## YOUR GOAL
Give the number of lines in the data below containing the word "icon", with no other text.

:::

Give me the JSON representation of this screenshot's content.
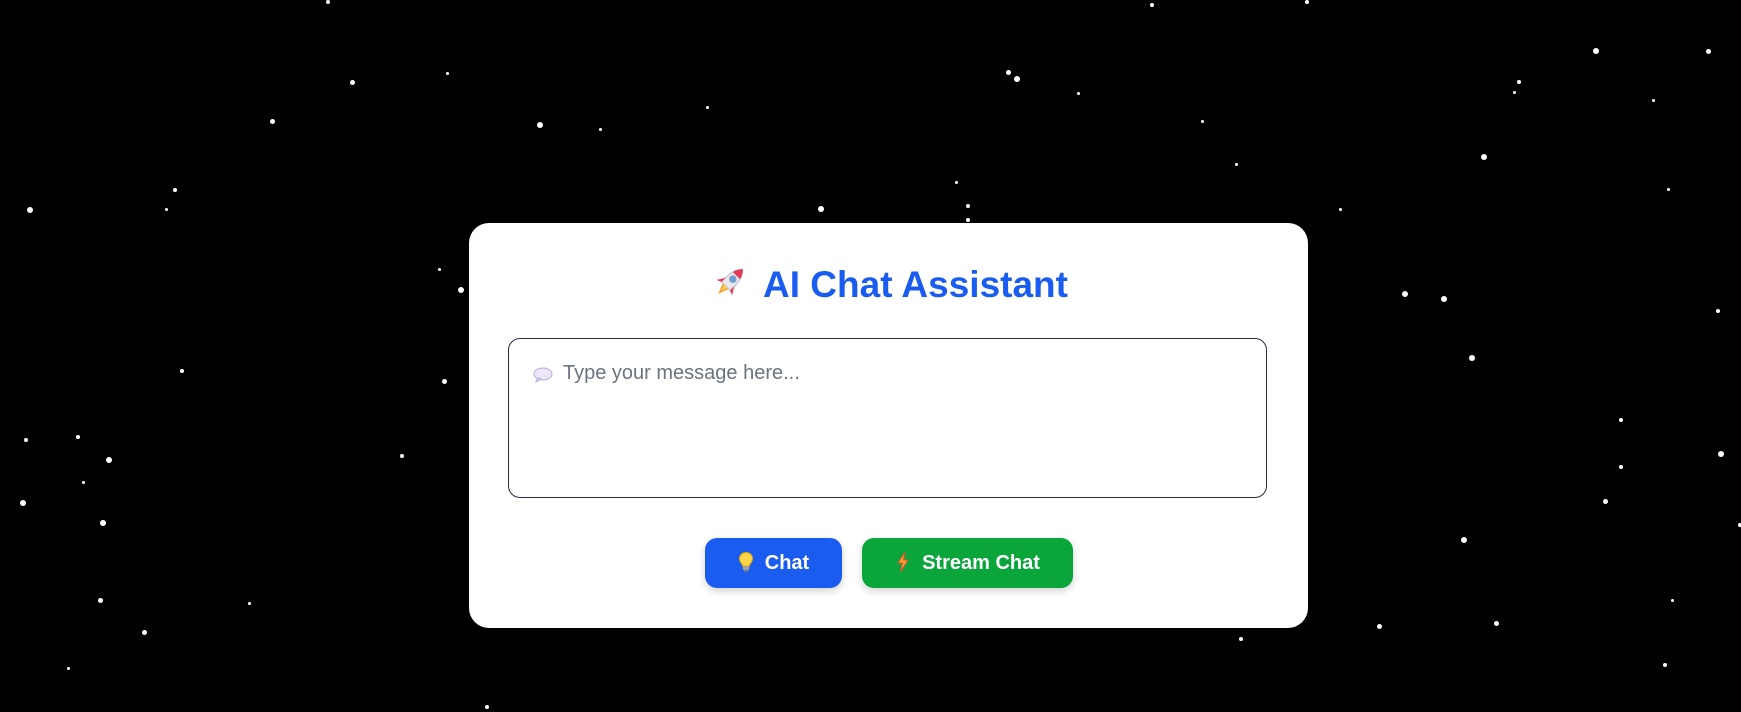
{
  "app": {
    "title": "AI Chat Assistant",
    "title_icon": "rocket-icon"
  },
  "input": {
    "placeholder": "Type your message here...",
    "value": "",
    "icon": "speech-bubble-icon"
  },
  "buttons": {
    "chat_label": "Chat",
    "chat_icon": "lightbulb-icon",
    "stream_label": "Stream Chat",
    "stream_icon": "lightning-icon"
  },
  "colors": {
    "background": "#000000",
    "accent": "#1a5cf0",
    "stream": "#0aa63c",
    "card": "#ffffff"
  }
}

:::

## TASK OUTPUT
4